» Problem to solve
When you print the records below, keep every word exact and leave out the images.
*** Block opens ***
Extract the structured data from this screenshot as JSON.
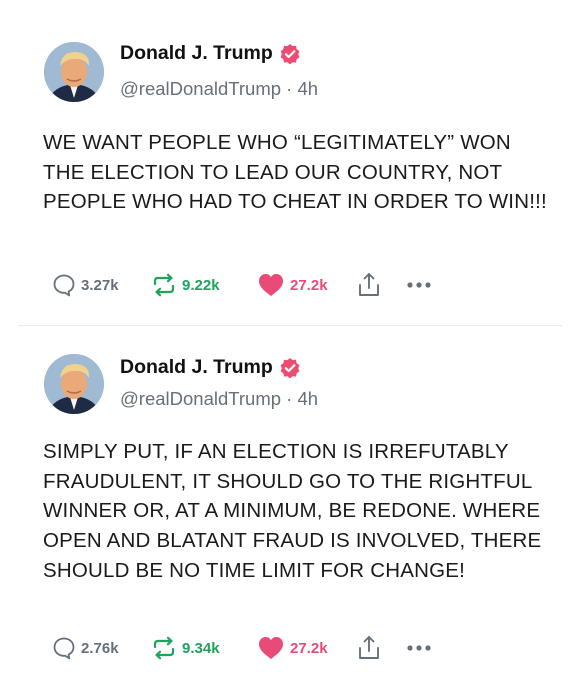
{
  "posts": [
    {
      "author": "Donald J. Trump",
      "handle": "@realDonaldTrump",
      "separator": "·",
      "time": "4h",
      "text": "WE WANT PEOPLE WHO “LEGITIMATELY” WON THE ELECTION TO LEAD OUR COUNTRY, NOT PEOPLE WHO HAD TO CHEAT IN ORDER TO WIN!!!",
      "replies": "3.27k",
      "reposts": "9.22k",
      "likes": "27.2k"
    },
    {
      "author": "Donald J. Trump",
      "handle": "@realDonaldTrump",
      "separator": "·",
      "time": "4h",
      "text": "SIMPLY PUT, IF AN ELECTION IS IRREFUTABLY FRAUDULENT, IT SHOULD GO TO THE RIGHTFUL WINNER OR, AT A MINIMUM, BE REDONE. WHERE OPEN AND BLATANT FRAUD IS INVOLVED, THERE SHOULD BE NO TIME LIMIT FOR CHANGE!",
      "replies": "2.76k",
      "reposts": "9.34k",
      "likes": "27.2k"
    }
  ],
  "icons": {
    "verified": "verified-badge-icon",
    "reply": "reply-bubble-icon",
    "repost": "repost-arrows-icon",
    "like": "heart-icon",
    "share": "share-upload-icon",
    "more": "more-dots-icon"
  },
  "colors": {
    "verified_badge": "#ee4b73",
    "repost": "#1fa35c",
    "like": "#ea4a78",
    "muted": "#66707a"
  }
}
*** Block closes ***
» Output of the task
Extract the structured data from this screenshot as JSON.
{
  "posts": [
    {
      "author": "Donald J. Trump",
      "handle": "@realDonaldTrump",
      "separator": "·",
      "time": "4h",
      "text": "WE WANT PEOPLE WHO “LEGITIMATELY” WON THE ELECTION TO LEAD OUR COUNTRY, NOT PEOPLE WHO HAD TO CHEAT IN ORDER TO WIN!!!",
      "replies": "3.27k",
      "reposts": "9.22k",
      "likes": "27.2k"
    },
    {
      "author": "Donald J. Trump",
      "handle": "@realDonaldTrump",
      "separator": "·",
      "time": "4h",
      "text": "SIMPLY PUT, IF AN ELECTION IS IRREFUTABLY FRAUDULENT, IT SHOULD GO TO THE RIGHTFUL WINNER OR, AT A MINIMUM, BE REDONE. WHERE OPEN AND BLATANT FRAUD IS INVOLVED, THERE SHOULD BE NO TIME LIMIT FOR CHANGE!",
      "replies": "2.76k",
      "reposts": "9.34k",
      "likes": "27.2k"
    }
  ],
  "icons": {
    "verified": "verified-badge-icon",
    "reply": "reply-bubble-icon",
    "repost": "repost-arrows-icon",
    "like": "heart-icon",
    "share": "share-upload-icon",
    "more": "more-dots-icon"
  },
  "colors": {
    "verified_badge": "#ee4b73",
    "repost": "#1fa35c",
    "like": "#ea4a78",
    "muted": "#66707a"
  }
}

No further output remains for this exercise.